→ **EXERCISE AIM**
Copy out each line featuring the string "arrow" from the entries beneath.

→ **ENTRIES SHOWN**
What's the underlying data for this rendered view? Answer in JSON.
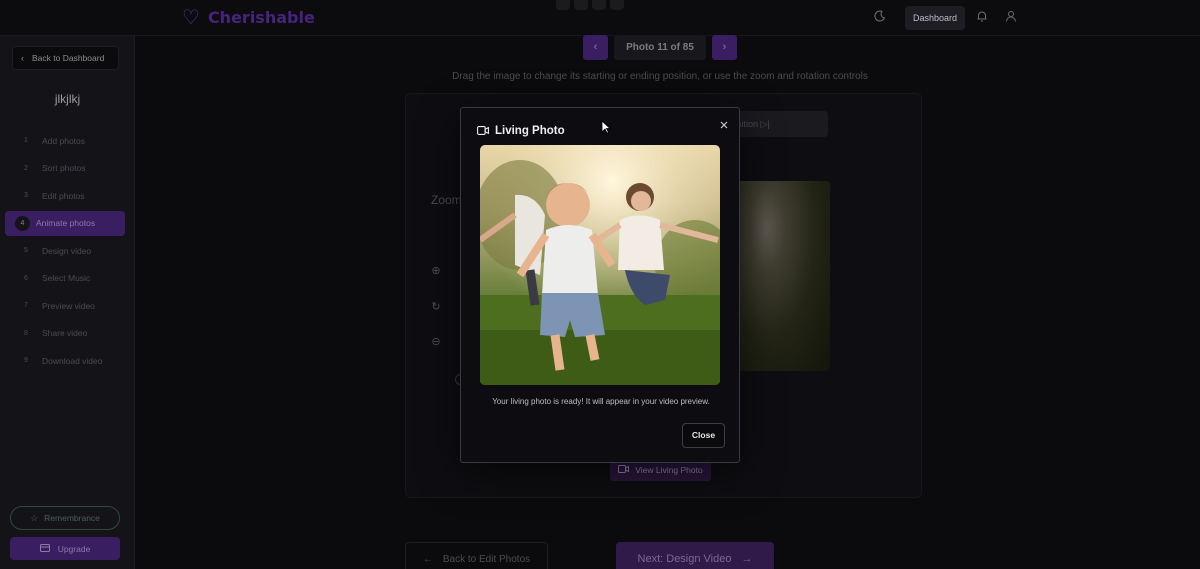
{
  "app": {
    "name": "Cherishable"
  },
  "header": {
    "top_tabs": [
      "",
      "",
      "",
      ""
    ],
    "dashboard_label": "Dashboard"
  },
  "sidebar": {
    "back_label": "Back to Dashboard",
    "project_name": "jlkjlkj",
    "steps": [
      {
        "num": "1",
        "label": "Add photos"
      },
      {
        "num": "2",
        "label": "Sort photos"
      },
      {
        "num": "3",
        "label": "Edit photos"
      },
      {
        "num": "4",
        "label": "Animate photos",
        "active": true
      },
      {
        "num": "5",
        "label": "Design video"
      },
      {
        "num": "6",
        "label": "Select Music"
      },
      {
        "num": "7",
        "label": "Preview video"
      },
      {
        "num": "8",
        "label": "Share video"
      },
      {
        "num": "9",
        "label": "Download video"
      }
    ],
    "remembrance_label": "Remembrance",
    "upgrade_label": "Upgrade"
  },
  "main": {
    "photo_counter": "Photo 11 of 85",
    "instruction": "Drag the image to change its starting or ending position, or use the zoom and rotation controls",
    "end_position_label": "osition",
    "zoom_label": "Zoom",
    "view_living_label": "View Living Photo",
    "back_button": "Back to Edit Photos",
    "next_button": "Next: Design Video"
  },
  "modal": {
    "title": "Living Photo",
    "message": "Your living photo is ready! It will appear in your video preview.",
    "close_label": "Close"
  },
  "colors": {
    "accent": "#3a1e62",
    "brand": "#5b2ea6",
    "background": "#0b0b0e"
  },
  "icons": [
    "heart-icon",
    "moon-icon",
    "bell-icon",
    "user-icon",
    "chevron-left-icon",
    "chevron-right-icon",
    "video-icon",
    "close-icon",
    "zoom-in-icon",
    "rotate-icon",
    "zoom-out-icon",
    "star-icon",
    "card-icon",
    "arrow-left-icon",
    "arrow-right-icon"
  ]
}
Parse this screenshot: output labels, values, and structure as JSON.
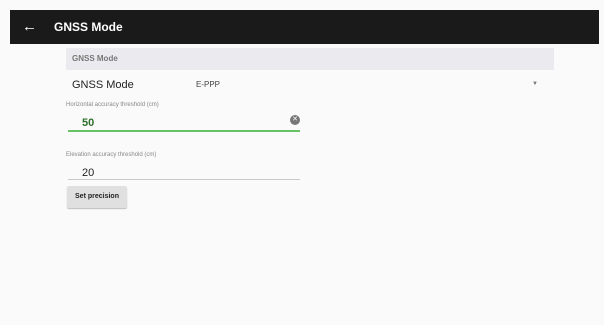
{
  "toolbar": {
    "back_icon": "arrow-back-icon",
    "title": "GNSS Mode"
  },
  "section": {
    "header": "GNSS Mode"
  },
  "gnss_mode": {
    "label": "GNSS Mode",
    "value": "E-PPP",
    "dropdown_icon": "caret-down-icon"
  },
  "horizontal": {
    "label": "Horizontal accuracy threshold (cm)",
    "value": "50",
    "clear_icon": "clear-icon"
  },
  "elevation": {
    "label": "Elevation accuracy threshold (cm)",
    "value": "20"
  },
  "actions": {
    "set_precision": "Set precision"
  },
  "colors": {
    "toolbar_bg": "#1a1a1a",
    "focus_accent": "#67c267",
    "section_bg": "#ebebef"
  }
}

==

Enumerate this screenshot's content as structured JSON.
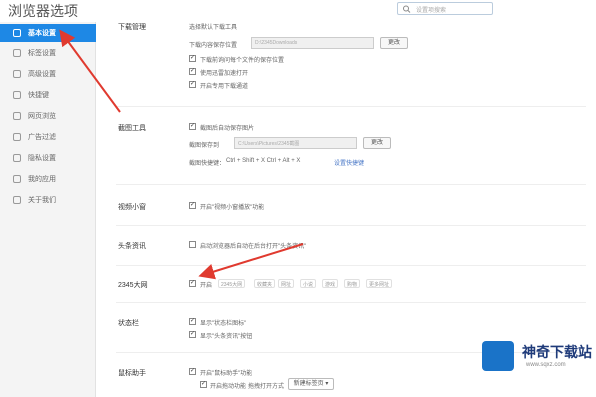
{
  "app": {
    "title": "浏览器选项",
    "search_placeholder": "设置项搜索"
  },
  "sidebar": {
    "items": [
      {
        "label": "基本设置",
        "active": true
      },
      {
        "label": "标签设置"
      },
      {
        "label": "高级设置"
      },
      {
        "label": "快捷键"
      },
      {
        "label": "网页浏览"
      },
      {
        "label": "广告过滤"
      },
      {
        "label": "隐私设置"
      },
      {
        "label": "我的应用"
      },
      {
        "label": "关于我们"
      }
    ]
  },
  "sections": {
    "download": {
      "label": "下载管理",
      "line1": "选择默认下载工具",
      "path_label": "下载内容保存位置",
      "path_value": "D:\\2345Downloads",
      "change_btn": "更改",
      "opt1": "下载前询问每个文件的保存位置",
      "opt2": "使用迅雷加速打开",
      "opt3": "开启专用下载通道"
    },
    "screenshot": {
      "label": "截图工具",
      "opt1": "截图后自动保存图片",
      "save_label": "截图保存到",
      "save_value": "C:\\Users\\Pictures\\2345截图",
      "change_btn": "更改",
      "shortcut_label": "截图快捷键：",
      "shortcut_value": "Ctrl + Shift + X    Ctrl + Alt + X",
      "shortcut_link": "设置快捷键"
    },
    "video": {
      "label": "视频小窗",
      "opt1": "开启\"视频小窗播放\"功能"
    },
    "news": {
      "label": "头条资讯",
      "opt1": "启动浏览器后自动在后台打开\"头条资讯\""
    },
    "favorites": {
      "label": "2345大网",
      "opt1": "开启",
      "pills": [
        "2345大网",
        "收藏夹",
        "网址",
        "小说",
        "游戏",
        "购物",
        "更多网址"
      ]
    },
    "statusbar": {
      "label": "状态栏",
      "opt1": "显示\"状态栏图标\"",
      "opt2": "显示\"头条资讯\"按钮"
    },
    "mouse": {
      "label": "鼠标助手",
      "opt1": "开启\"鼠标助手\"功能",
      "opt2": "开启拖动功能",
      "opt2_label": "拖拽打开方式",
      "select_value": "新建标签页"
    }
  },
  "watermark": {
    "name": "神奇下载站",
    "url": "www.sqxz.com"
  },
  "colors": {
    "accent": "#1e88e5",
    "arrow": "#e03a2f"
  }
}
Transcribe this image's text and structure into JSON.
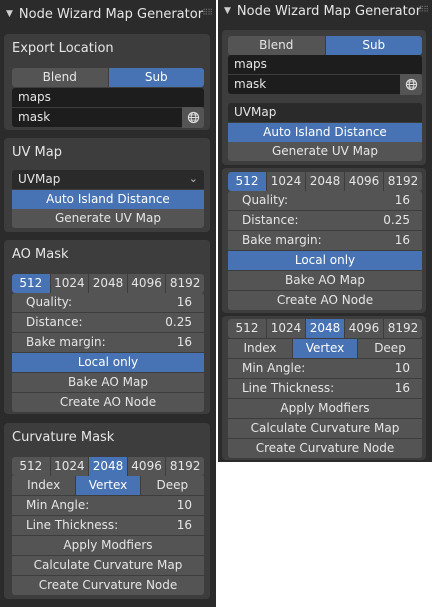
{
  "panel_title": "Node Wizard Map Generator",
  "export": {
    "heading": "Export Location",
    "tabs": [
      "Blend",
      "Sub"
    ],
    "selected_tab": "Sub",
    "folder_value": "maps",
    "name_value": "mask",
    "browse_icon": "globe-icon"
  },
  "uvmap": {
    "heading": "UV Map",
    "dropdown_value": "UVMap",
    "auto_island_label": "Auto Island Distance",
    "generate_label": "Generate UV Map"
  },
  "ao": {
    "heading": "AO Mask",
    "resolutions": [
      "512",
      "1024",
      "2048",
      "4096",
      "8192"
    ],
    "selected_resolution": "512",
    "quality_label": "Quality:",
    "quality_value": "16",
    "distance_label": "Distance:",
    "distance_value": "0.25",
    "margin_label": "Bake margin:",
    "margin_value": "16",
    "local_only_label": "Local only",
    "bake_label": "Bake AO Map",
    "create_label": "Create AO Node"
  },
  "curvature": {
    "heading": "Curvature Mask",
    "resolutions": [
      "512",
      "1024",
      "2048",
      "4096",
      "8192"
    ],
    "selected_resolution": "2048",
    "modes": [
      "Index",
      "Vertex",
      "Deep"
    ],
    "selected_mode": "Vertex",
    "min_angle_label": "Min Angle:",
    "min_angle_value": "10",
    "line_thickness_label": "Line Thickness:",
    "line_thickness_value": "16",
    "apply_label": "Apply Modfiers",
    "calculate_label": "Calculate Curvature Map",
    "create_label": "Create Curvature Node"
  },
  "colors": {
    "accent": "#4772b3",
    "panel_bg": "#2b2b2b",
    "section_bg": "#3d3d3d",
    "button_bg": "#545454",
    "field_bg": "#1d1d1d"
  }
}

→ **ANSWER BOX**
    "arrow-left-icon",
    "arrow-right-icon"
    "back_icon": "arrow-back-icon",
    "arrow": "#e03a2f"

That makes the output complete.